But, Z, I don’t even have an idea. Yes, you do. Everyone has ideas. Look out your window. If you don’t have a window, politely borrow one (I don’t advocate stealing). Write down the first person you see. It’s dark out my window, so I wrote “shadow”.  From there, I could write something mainstream about a girl with a phobia about shadows or I could write a Figment made up entirely of the shadows of others. More likely to be the latter for me, but I won’t fault you if you go mainstream.

If you’re still really uncertain, go to a site with writing prompts. No, there aren’t any links here. You’re a big Writer now. Learn to use Google. Searching “writing prompts” will likely be the least-triggering thing you’ll search today.

2) Give yourself a timeline

When I wrote Veneri Verbum, I figured out ahead of time how long I needed for hitting each milestone. The entire novel, by the way, had to be written by November 30th, not just 50k. If you want to be published, you need to do the same. Here’s a tip: however long you think anything past first draft stage will take, double it. This will prevent you from having a matching permanent bald spot on one side where you’ve pulled your hair out trying to meet your impossible deadlines. Not that I mind if you want to match with me, but we should at least get t-shirts or something.

My timeline for 2015 goes something like this:

  • October: plot, outline, and research The Big Con
  • November: write The Big Con (I have it broken down a bit more than this)
  • December: pre-edit The Big Con. There are many who will have an issue with this, but I literally forget what I wrote by the next day. I pre-edit early in the month, then I set the book aside for important festivities like the annual Moan About Snow and Wish for Heat Day.
  • January: re-edit The Big Con, which usually involves a rewrite for me. Then find beta readers. Then bribe beta readers with cookies because I didn’t wait for my beta readers when I wrote Veneri Verbum and it shows.
  • February: plot a new book and make more cookies. Wait on beta readers.
  • March: incorporate all changes from beta readers and re-write book again.  Now proofread or get a good Editor. Since Editors are rather evil in my world, I do this step myself, but I advise others to use someone else for their Editor. You may know one who isn’t evil.
  • April: start formatting. This is a necessary step if you are self-publishing. If you’re not, this is where you send off your book to some nebulous Publisher. If Moses could be left safely in a basket by his parents, I won’t judge you for this.
  • May: submit your book to wherever you like (Kindle, Smashwords, Goodreads, Createspace, Lulu). Some people get a proof copy and re-edit. I like to be as surprised by random typoes and color issues as anyone else.

There you have it. I will never again be publishing my book in less than three months; I can only afford to halve my life expectancy once and that was for the first book.

If you want more tips, I feel like making this into a series.

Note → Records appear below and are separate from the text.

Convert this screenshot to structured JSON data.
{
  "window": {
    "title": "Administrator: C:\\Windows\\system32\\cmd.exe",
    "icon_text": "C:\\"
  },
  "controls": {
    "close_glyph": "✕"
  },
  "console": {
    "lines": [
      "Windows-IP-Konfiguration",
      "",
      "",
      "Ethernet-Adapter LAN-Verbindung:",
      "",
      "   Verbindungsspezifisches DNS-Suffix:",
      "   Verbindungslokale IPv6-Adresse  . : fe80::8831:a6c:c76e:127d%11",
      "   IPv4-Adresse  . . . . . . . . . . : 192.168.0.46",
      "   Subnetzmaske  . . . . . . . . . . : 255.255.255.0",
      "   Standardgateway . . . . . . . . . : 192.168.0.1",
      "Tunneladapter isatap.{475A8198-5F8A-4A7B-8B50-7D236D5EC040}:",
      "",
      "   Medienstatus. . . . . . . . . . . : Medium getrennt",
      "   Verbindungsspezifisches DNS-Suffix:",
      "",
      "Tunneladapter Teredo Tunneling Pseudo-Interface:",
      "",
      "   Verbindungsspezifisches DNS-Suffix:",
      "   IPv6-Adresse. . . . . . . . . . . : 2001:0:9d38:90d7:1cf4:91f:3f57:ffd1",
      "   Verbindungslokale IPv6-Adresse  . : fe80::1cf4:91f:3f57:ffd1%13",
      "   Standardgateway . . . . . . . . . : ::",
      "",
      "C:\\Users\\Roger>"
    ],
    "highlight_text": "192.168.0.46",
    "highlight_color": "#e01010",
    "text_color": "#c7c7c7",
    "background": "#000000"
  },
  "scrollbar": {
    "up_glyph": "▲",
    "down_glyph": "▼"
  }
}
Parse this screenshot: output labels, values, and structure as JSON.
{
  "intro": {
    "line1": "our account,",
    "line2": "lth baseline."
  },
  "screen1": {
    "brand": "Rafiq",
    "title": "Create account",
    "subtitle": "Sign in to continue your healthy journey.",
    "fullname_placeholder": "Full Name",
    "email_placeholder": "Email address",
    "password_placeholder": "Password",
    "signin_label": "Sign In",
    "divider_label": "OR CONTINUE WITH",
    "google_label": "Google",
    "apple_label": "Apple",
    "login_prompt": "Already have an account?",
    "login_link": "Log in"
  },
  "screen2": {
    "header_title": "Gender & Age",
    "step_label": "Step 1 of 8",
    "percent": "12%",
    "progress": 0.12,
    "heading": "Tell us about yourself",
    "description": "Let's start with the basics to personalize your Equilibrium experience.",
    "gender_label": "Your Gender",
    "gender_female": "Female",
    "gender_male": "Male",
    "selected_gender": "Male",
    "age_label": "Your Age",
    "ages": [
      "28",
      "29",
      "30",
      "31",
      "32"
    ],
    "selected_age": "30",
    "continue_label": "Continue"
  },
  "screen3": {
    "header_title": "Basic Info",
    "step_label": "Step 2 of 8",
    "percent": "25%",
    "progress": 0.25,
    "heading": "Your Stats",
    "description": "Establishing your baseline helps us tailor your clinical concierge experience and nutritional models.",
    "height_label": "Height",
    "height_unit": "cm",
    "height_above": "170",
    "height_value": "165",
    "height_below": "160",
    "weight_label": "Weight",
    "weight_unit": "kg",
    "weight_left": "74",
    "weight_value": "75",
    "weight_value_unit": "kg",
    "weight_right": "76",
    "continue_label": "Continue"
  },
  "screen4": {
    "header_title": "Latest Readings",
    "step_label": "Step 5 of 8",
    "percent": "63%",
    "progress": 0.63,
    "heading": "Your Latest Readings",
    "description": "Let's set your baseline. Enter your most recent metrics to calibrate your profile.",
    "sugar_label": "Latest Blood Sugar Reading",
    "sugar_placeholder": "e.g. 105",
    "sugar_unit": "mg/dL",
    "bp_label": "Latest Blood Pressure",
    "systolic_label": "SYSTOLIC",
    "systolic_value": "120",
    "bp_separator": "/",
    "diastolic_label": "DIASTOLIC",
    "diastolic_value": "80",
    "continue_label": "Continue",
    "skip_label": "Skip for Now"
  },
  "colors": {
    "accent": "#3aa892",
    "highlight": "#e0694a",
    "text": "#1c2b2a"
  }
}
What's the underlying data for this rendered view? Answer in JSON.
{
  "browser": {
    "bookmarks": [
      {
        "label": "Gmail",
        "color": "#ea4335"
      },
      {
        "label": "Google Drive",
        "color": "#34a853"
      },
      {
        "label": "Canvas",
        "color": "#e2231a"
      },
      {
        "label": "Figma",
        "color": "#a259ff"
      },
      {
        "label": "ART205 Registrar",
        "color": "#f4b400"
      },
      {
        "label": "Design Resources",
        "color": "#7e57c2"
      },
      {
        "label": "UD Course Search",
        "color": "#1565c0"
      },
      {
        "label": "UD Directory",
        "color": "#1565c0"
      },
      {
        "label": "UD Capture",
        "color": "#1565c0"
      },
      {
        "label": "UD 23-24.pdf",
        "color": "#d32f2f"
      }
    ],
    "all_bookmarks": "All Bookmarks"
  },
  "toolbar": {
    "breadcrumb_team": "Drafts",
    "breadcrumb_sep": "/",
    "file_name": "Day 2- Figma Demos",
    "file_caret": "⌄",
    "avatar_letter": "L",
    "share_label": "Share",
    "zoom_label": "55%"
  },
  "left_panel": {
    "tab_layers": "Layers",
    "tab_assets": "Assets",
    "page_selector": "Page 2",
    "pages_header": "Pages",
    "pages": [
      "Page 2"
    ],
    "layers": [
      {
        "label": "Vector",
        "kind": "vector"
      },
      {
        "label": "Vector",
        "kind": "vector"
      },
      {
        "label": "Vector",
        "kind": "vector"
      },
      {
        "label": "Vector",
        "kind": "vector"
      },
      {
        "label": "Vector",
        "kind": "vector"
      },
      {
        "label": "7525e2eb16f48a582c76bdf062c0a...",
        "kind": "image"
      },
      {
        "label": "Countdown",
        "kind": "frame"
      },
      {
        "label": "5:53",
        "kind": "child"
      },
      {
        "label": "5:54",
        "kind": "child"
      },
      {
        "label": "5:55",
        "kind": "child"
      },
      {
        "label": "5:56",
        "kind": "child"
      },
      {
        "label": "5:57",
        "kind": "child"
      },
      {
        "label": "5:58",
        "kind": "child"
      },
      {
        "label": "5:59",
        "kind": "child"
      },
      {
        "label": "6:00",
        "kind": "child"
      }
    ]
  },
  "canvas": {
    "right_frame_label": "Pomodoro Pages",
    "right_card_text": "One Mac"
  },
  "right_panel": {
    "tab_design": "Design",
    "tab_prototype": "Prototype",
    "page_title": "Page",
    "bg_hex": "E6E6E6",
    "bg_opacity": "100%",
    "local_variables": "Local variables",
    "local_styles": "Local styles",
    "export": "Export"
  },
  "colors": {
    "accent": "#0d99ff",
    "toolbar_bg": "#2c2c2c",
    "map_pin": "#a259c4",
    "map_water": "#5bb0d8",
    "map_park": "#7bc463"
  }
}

Look for the next part eventually. I’m a little iffy on Time; Figment-time doesn’t work the same as people-time. No more than one week. I think I can manage that.

Go. Do your homework now.